Several weeks ago, a snarky email rebuked us for some error in The Herald-Sun of omission or commission. I can’t remember the details of our transgression, but the email closed by saying something along the lines of “no wonder your industry is dying, dude.”
I thought about that in reading the annual Beloit College “Mindset List,” to which I look forward every August. It began in 1998 as an effort to give professors a gentle, good-humored reminder that many shared experiences and popular culture touchstones they took for granted were mysteries to the 18-year-old freshmen arriving on campus.
This year’s list notes, among its 60 mindset-reminders, ““Dude” has never had a negative tone.”
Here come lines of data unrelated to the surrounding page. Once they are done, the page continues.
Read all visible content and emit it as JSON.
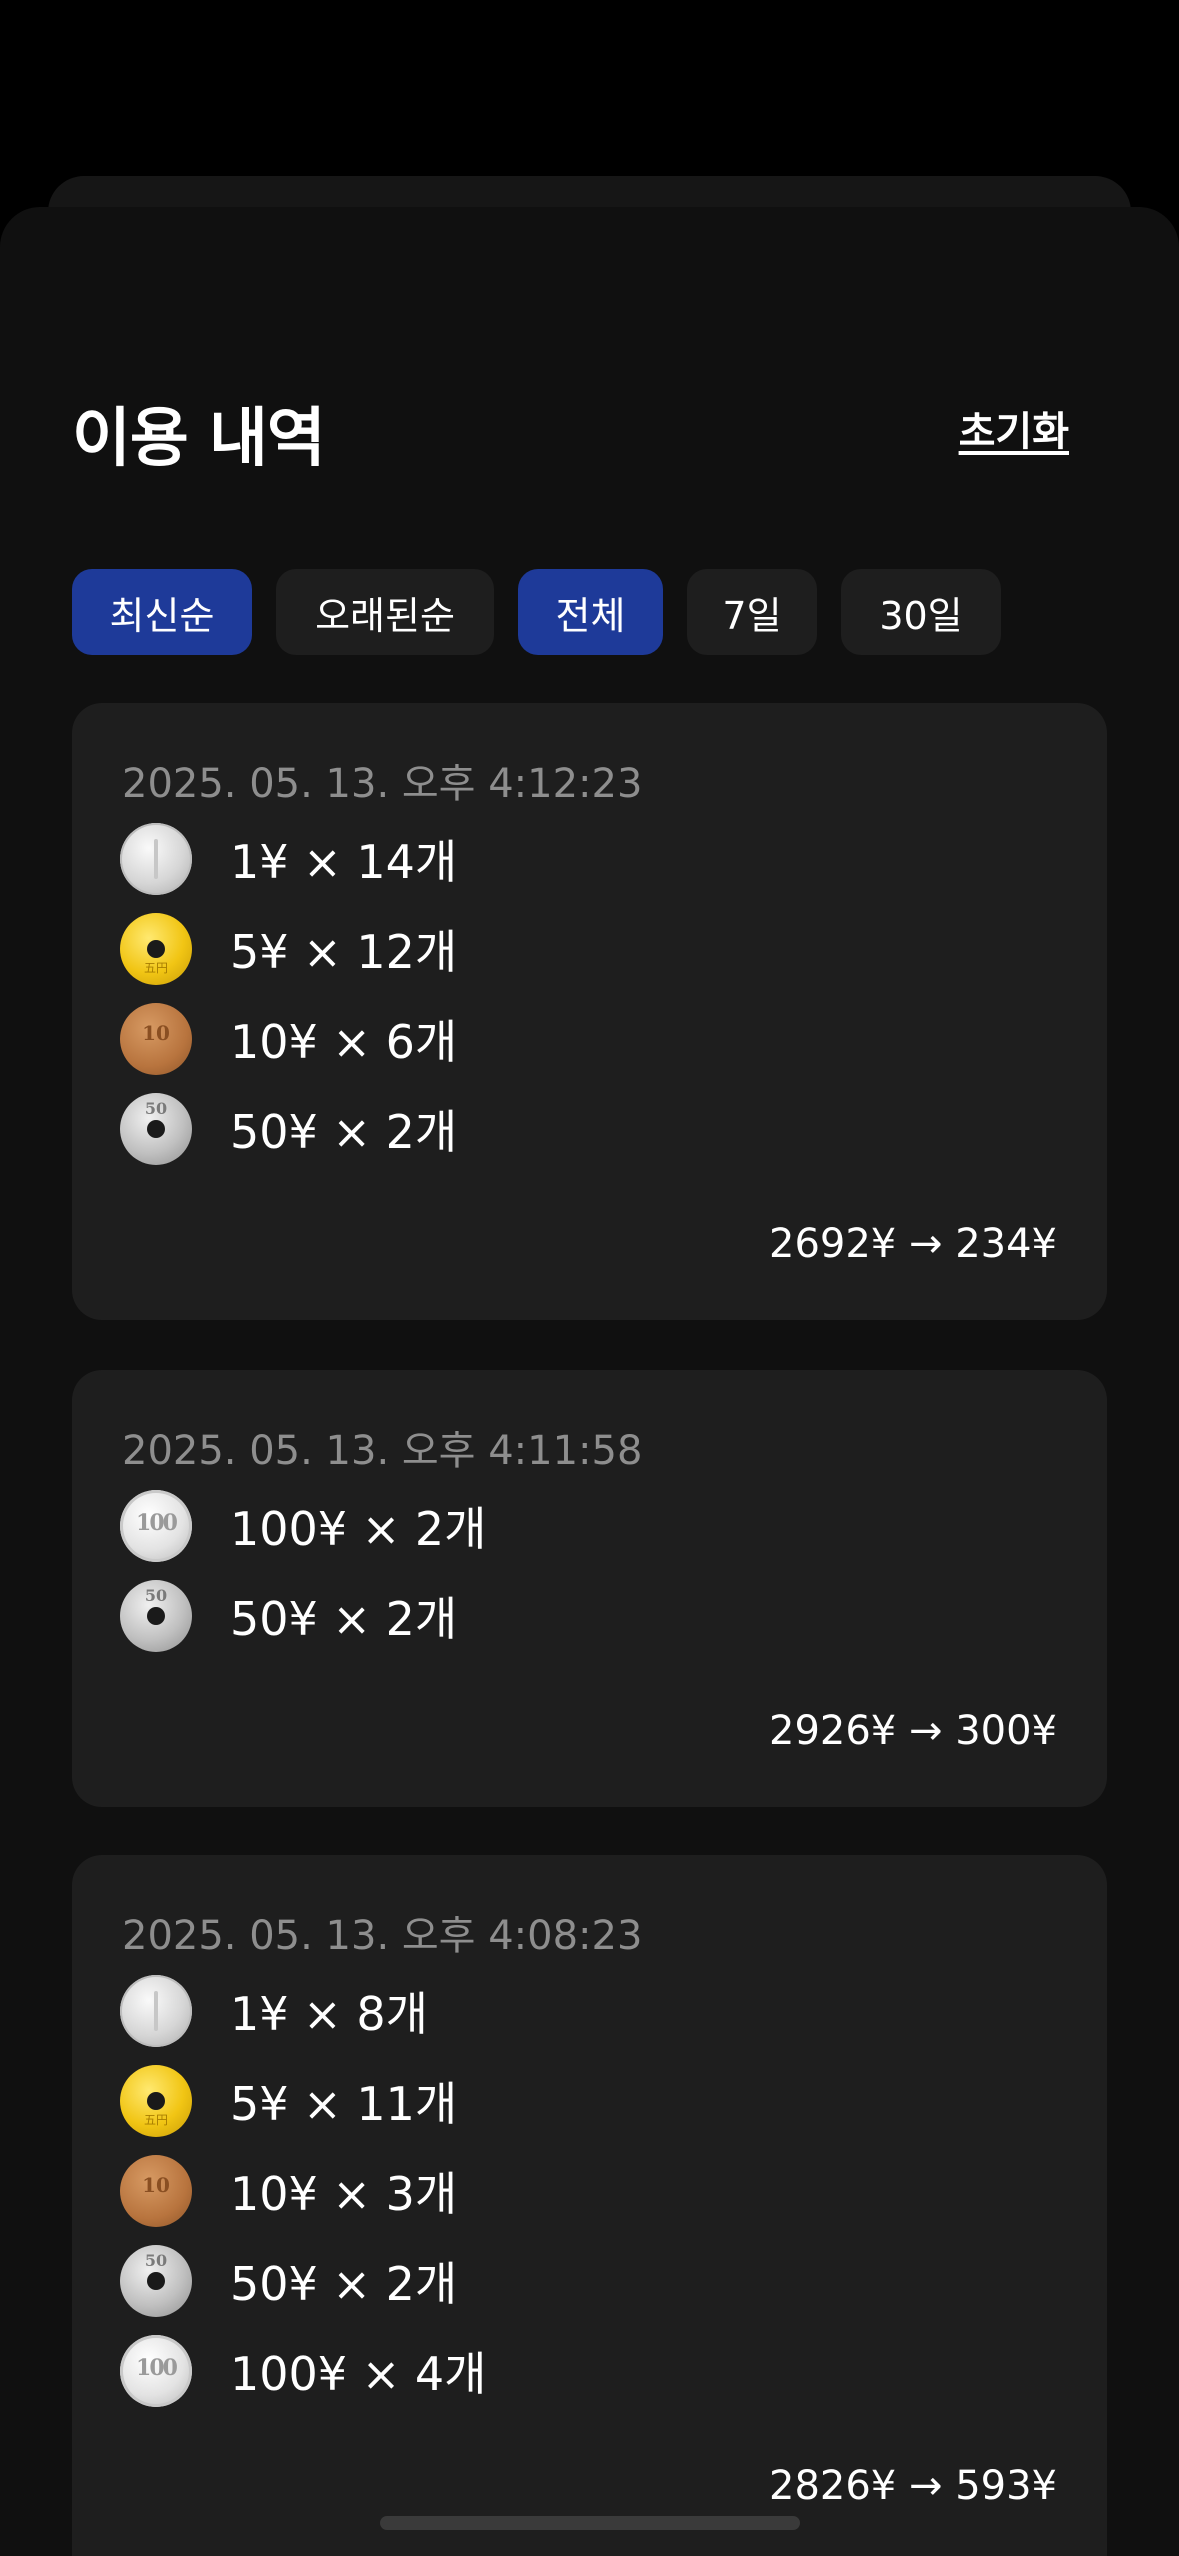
{
  "header": {
    "title": "이용 내역",
    "reset_label": "초기화"
  },
  "filters": {
    "sort": [
      {
        "label": "최신순",
        "active": true
      },
      {
        "label": "오래된순",
        "active": false
      }
    ],
    "range": [
      {
        "label": "전체",
        "active": true
      },
      {
        "label": "7일",
        "active": false
      },
      {
        "label": "30일",
        "active": false
      }
    ]
  },
  "records": [
    {
      "date": "2025. 05. 13. 오후 4:12:23",
      "coins": [
        {
          "denom": "1",
          "label": "1¥ × 14개",
          "icon": "coin-1yen-icon"
        },
        {
          "denom": "5",
          "label": "5¥ × 12개",
          "icon": "coin-5yen-icon"
        },
        {
          "denom": "10",
          "label": "10¥ × 6개",
          "icon": "coin-10yen-icon"
        },
        {
          "denom": "50",
          "label": "50¥ × 2개",
          "icon": "coin-50yen-icon"
        }
      ],
      "total": "2692¥ → 234¥"
    },
    {
      "date": "2025. 05. 13. 오후 4:11:58",
      "coins": [
        {
          "denom": "100",
          "label": "100¥ × 2개",
          "icon": "coin-100yen-icon"
        },
        {
          "denom": "50",
          "label": "50¥ × 2개",
          "icon": "coin-50yen-icon"
        }
      ],
      "total": "2926¥ → 300¥"
    },
    {
      "date": "2025. 05. 13. 오후 4:08:23",
      "coins": [
        {
          "denom": "1",
          "label": "1¥ × 8개",
          "icon": "coin-1yen-icon"
        },
        {
          "denom": "5",
          "label": "5¥ × 11개",
          "icon": "coin-5yen-icon"
        },
        {
          "denom": "10",
          "label": "10¥ × 3개",
          "icon": "coin-10yen-icon"
        },
        {
          "denom": "50",
          "label": "50¥ × 2개",
          "icon": "coin-50yen-icon"
        },
        {
          "denom": "100",
          "label": "100¥ × 4개",
          "icon": "coin-100yen-icon"
        }
      ],
      "total": "2826¥ → 593¥"
    }
  ],
  "colors": {
    "background": "#101010",
    "card": "#1e1e1e",
    "chip": "#1e1e1e",
    "chip_active": "#1e3a99",
    "date_text": "#8e8e8e",
    "text": "#ffffff"
  }
}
Based on that recent email, I’d beg to differ. I don’t think the sender meant to compliment me by calling me “dude.”
On the other hand, a 20-something colleague laughed when I read it aloud. On the bright side, she said, when was the last time someone called me dude?
True enough. Not a normal part of my vocabulary, or a word my younger friends and colleagues who throw it around casually had ever, that I could recall, applied to me.
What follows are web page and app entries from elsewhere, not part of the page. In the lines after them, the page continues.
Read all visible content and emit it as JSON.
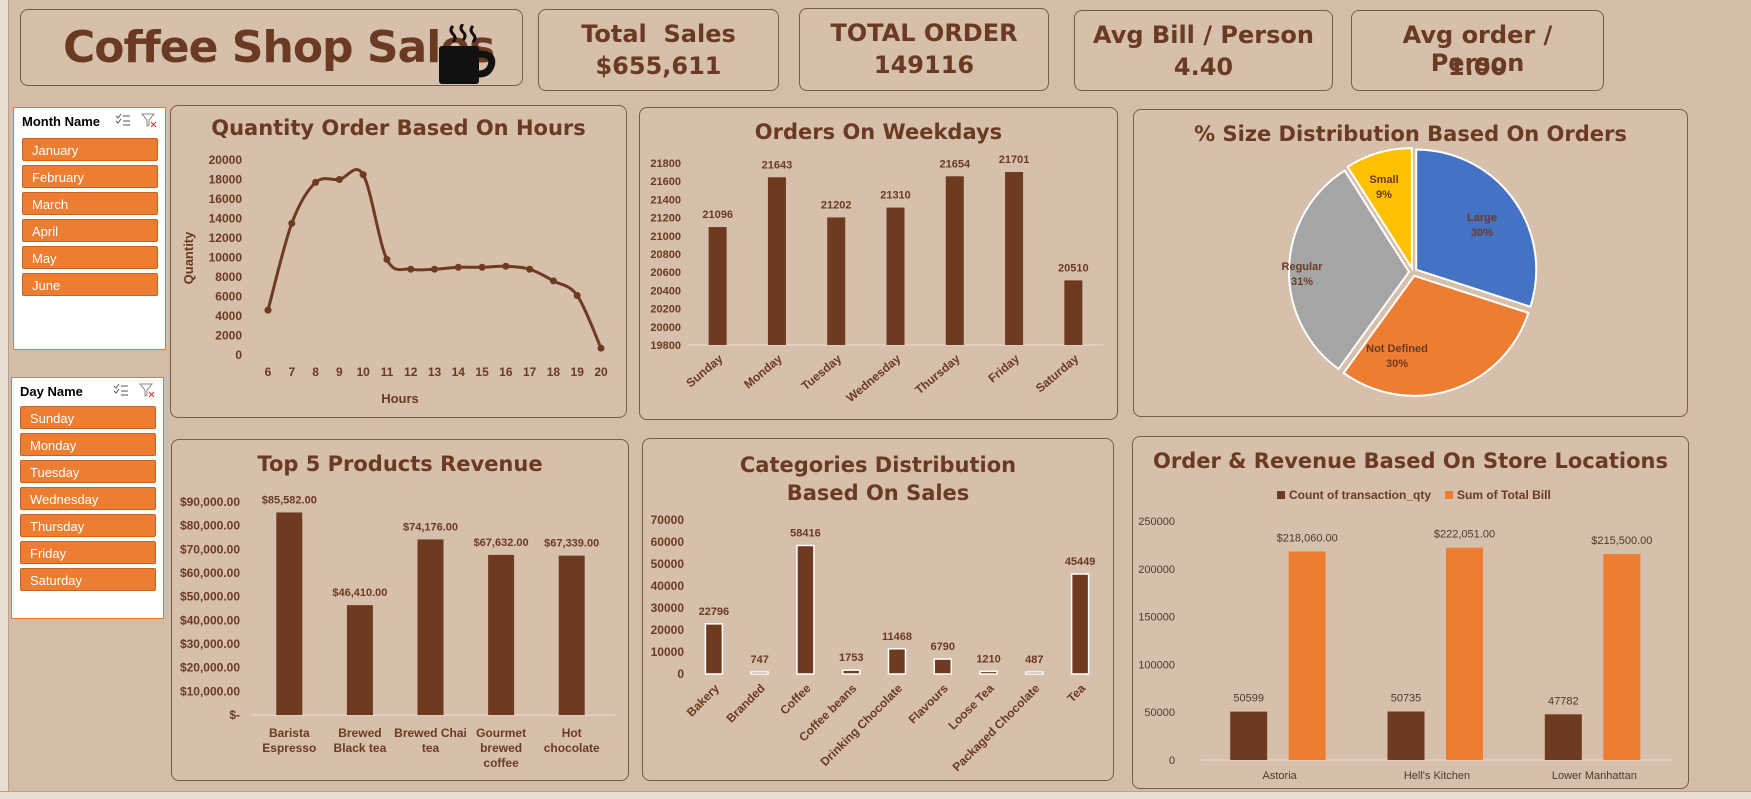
{
  "header": {
    "title": "Coffee Shop Sales",
    "icon": "coffee-cup-icon"
  },
  "kpis": [
    {
      "label": "Total  Sales",
      "value": "$655,611"
    },
    {
      "label": "TOTAL ORDER",
      "value": "149116"
    },
    {
      "label": "Avg Bill / Person",
      "value": "4.40"
    },
    {
      "label": "Avg order / Person",
      "value": "1.00"
    }
  ],
  "slicers": {
    "month": {
      "header": "Month Name",
      "items": [
        "January",
        "February",
        "March",
        "April",
        "May",
        "June"
      ]
    },
    "day": {
      "header": "Day Name",
      "items": [
        "Sunday",
        "Monday",
        "Tuesday",
        "Wednesday",
        "Thursday",
        "Friday",
        "Saturday"
      ]
    }
  },
  "colors": {
    "brown": "#6e3b20",
    "orange": "#ed7d31",
    "blue": "#4472c4",
    "gray": "#a5a5a5",
    "gold": "#ffc000",
    "background": "#d3bca8"
  },
  "chart_data": [
    {
      "id": "hours",
      "type": "line",
      "title": "Quantity Order Based On Hours",
      "xlabel": "Hours",
      "ylabel": "Quantity",
      "x": [
        6,
        7,
        8,
        9,
        10,
        11,
        12,
        13,
        14,
        15,
        16,
        17,
        18,
        19,
        20
      ],
      "values": [
        4600,
        13500,
        17700,
        18000,
        18500,
        9800,
        8800,
        8800,
        9000,
        9000,
        9100,
        8800,
        7600,
        6100,
        700
      ],
      "ylim": [
        0,
        20000
      ],
      "yticks": [
        "0",
        "2000",
        "4000",
        "6000",
        "8000",
        "10000",
        "12000",
        "14000",
        "16000",
        "18000",
        "20000"
      ]
    },
    {
      "id": "weekdays",
      "type": "bar",
      "title": "Orders On Weekdays",
      "categories": [
        "Sunday",
        "Monday",
        "Tuesday",
        "Wednesday",
        "Thursday",
        "Friday",
        "Saturday"
      ],
      "values": [
        21096,
        21643,
        21202,
        21310,
        21654,
        21701,
        20510
      ],
      "data_labels": [
        "21096",
        "21643",
        "21202",
        "21310",
        "21654",
        "21701",
        "20510"
      ],
      "ylim": [
        19800,
        21800
      ],
      "yticks": [
        "19800",
        "20000",
        "20200",
        "20400",
        "20600",
        "20800",
        "21000",
        "21200",
        "21400",
        "21600",
        "21800"
      ]
    },
    {
      "id": "size",
      "type": "pie",
      "title": "% Size  Distribution Based On Orders",
      "slices": [
        {
          "label": "Large",
          "pct": "30%",
          "value": 30,
          "color": "#4472c4"
        },
        {
          "label": "Not Defined",
          "pct": "30%",
          "value": 30,
          "color": "#ed7d31"
        },
        {
          "label": "Regular",
          "pct": "31%",
          "value": 31,
          "color": "#a5a5a5"
        },
        {
          "label": "Small",
          "pct": "9%",
          "value": 9,
          "color": "#ffc000"
        }
      ]
    },
    {
      "id": "products",
      "type": "bar",
      "title": "Top 5 Products Revenue",
      "categories": [
        [
          "Barista",
          "Espresso"
        ],
        [
          "Brewed",
          "Black tea"
        ],
        [
          "Brewed Chai",
          "tea"
        ],
        [
          "Gourmet",
          "brewed",
          "coffee"
        ],
        [
          "Hot",
          "chocolate"
        ]
      ],
      "values": [
        85582,
        46410,
        74176,
        67632,
        67339
      ],
      "data_labels": [
        "$85,582.00",
        "$46,410.00",
        "$74,176.00",
        "$67,632.00",
        "$67,339.00"
      ],
      "ylim": [
        0,
        90000
      ],
      "yticks": [
        "$-",
        "$10,000.00",
        "$20,000.00",
        "$30,000.00",
        "$40,000.00",
        "$50,000.00",
        "$60,000.00",
        "$70,000.00",
        "$80,000.00",
        "$90,000.00"
      ]
    },
    {
      "id": "categories",
      "type": "bar",
      "title": "Categories Distribution Based On Sales",
      "categories": [
        "Bakery",
        "Branded",
        "Coffee",
        "Coffee beans",
        "Drinking Chocolate",
        "Flavours",
        "Loose Tea",
        "Packaged Chocolate",
        "Tea"
      ],
      "values": [
        22796,
        747,
        58416,
        1753,
        11468,
        6790,
        1210,
        487,
        45449
      ],
      "data_labels": [
        "22796",
        "747",
        "58416",
        "1753",
        "11468",
        "6790",
        "1210",
        "487",
        "45449"
      ],
      "ylim": [
        0,
        70000
      ],
      "yticks": [
        "0",
        "10000",
        "20000",
        "30000",
        "40000",
        "50000",
        "60000",
        "70000"
      ]
    },
    {
      "id": "stores",
      "type": "bar",
      "title": "Order & Revenue Based On Store Locations",
      "categories": [
        "Astoria",
        "Hell's Kitchen",
        "Lower Manhattan"
      ],
      "series": [
        {
          "name": "Count of transaction_qty",
          "values": [
            50599,
            50735,
            47782
          ],
          "labels": [
            "50599",
            "50735",
            "47782"
          ],
          "color": "#6e3b20"
        },
        {
          "name": "Sum of Total Bill",
          "values": [
            218060,
            222051,
            215500
          ],
          "labels": [
            "$218,060.00",
            "$222,051.00",
            "$215,500.00"
          ],
          "color": "#ed7d31"
        }
      ],
      "ylim": [
        0,
        250000
      ],
      "yticks": [
        "0",
        "50000",
        "100000",
        "150000",
        "200000",
        "250000"
      ],
      "legend": "top"
    }
  ]
}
Which helps to capture some of the attraction of the Mindset List, at least to us aging baby boomers who never have quite adjusted to the fact that The Grateful Dead, “All in the Family,” cassette tapes and “flowers in her hair” aren’t cool anymore.
We do appreciate that Google can give us a shot at seeking instantaneous translations of the latest hipster slang (and recapturing that song lyric that bounces around, frustratingly incomplete, in our head).
But especially in a metro area into which thousands of students flood at this time every year, it’s good to be reminded of those things that once seemed normal to us that would befuddle our new neighbors.
“For this generation of entering college students, born in 1995,” the Beloit folks caution us, “Dean Martin, Mickey Mantle, and Jerry Garcia have always been dead.”
Some others that struck me as especially relevant in reminding us of what might now be irrelevant:
-- “Eminem and LL Cool J could show up at parents’ weekend.
-- “GM means food that is Genetically Modified.
-- “As they started to crawl, so did the news across the bottom of the television screen.
-- “Having a chat has seldom involved talking.
-- “They could always get rid of their outdated toys on eBay.
-- “Their TV screens keep getting smaller as their parents’ screens grow ever larger.”
You get the idea.
I’ll confess that the Mindset List has declined somewhat in recent years. What seemed like a bright idea when the first one emerged 15 years ago seems a bit dimmer today. Many items on the list feel like the authors are trying too hard to pad a two-page term paper idea to five pages.
But I’m not nearly as turned off (hmmm…is that a dated term?) as a couple of folks who have launched a blog assaulting “Beloit mindlessness.”
The website Inside Higher Education quotes from the diatribe:
“The List is a poorly written compendium of trivia, stereotypes and lazy generalizations, insulting to both students and their professors, and based on nothing more than the uninformed speculation of its authors. It inspires lazy, inaccurate journalism and is an embarrassment to academia."
The fierceness of the attack recalls the cliché that academic politics are so bitter because the stakes are so low. The best response to the bloggers may well be, hey, this is all done in good fun.
Lighten up, dudes.
Bob Ashley is editor of The Herald-Sun. You can reach him at 919-419-6678 or at email@example.com.